** Required work **
Beginning with the line that holds "Extract the structured", output every remaining line of the material below exactly, and include none of the pictures.

** Excerpted data **
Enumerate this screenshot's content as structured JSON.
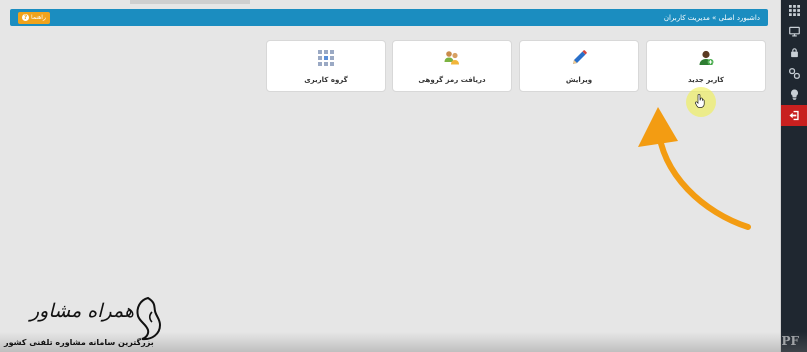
{
  "header": {
    "breadcrumb": "داشبورد اصلی » مدیریت کاربران",
    "help_label": "راهنما",
    "color": "#1b8dc0"
  },
  "tiles": [
    {
      "label": "کاربر جدید",
      "icon": "user-add-icon"
    },
    {
      "label": "ویرایش",
      "icon": "pencil-icon"
    },
    {
      "label": "دریافت رمز گروهی",
      "icon": "users-key-icon"
    },
    {
      "label": "گروه کاربری",
      "icon": "grid-icon"
    }
  ],
  "sidebar": {
    "items": [
      {
        "icon": "apps-grid-icon"
      },
      {
        "icon": "monitor-icon"
      },
      {
        "icon": "lock-icon"
      },
      {
        "icon": "link-icon"
      },
      {
        "icon": "lightbulb-icon"
      },
      {
        "icon": "logout-icon",
        "active": true
      }
    ],
    "active_color": "#c8201f"
  },
  "logo": {
    "title": "همراه مشاور",
    "subtitle": "بزرگترین سامانه مشاوره تلفنی کشور"
  },
  "watermark": "PF",
  "accent_colors": {
    "help_button": "#f0a31c",
    "arrow": "#f39c12"
  }
}
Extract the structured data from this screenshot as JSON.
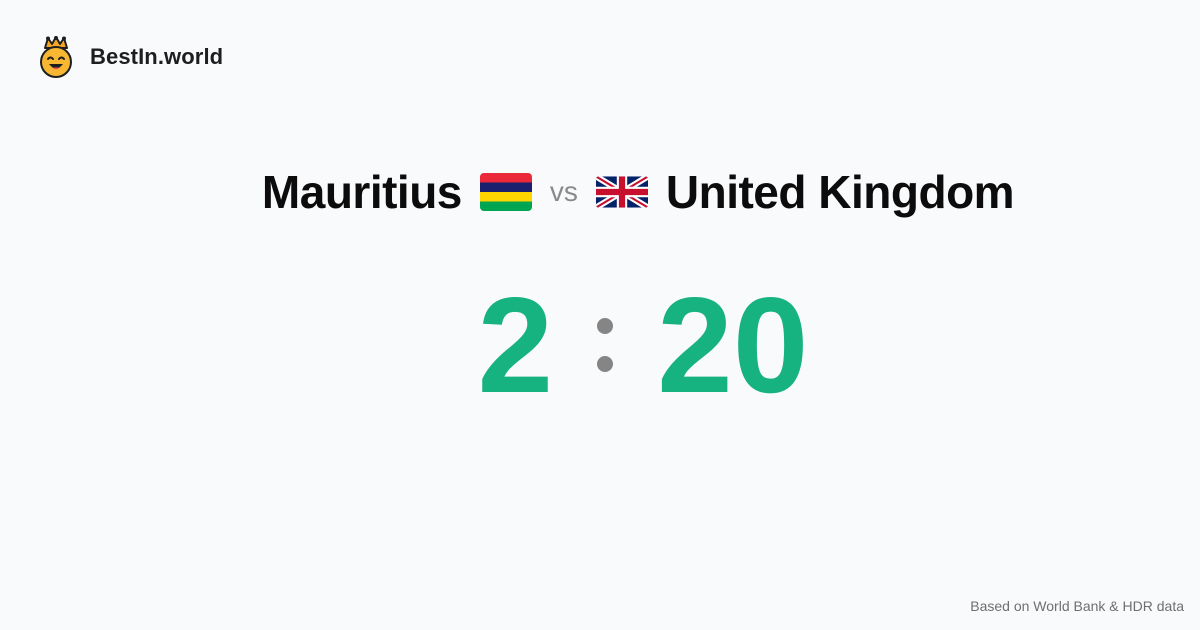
{
  "brand": {
    "name": "BestIn.world",
    "logo_icon": "crown-smiley-icon"
  },
  "matchup": {
    "left_country": "Mauritius",
    "left_flag_icon": "mauritius-flag-icon",
    "vs_label": "vs",
    "right_country": "United Kingdom",
    "right_flag_icon": "uk-flag-icon"
  },
  "score": {
    "left": "2",
    "right": "20",
    "color": "#16b27f"
  },
  "footer": {
    "source_note": "Based on World Bank & HDR data"
  }
}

** Expected answer **
Extract the structured data from this screenshot as JSON.
{
  "brand": {
    "name": "BestIn.world",
    "logo_icon": "crown-smiley-icon"
  },
  "matchup": {
    "left_country": "Mauritius",
    "left_flag_icon": "mauritius-flag-icon",
    "vs_label": "vs",
    "right_country": "United Kingdom",
    "right_flag_icon": "uk-flag-icon"
  },
  "score": {
    "left": "2",
    "right": "20",
    "color": "#16b27f"
  },
  "footer": {
    "source_note": "Based on World Bank & HDR data"
  }
}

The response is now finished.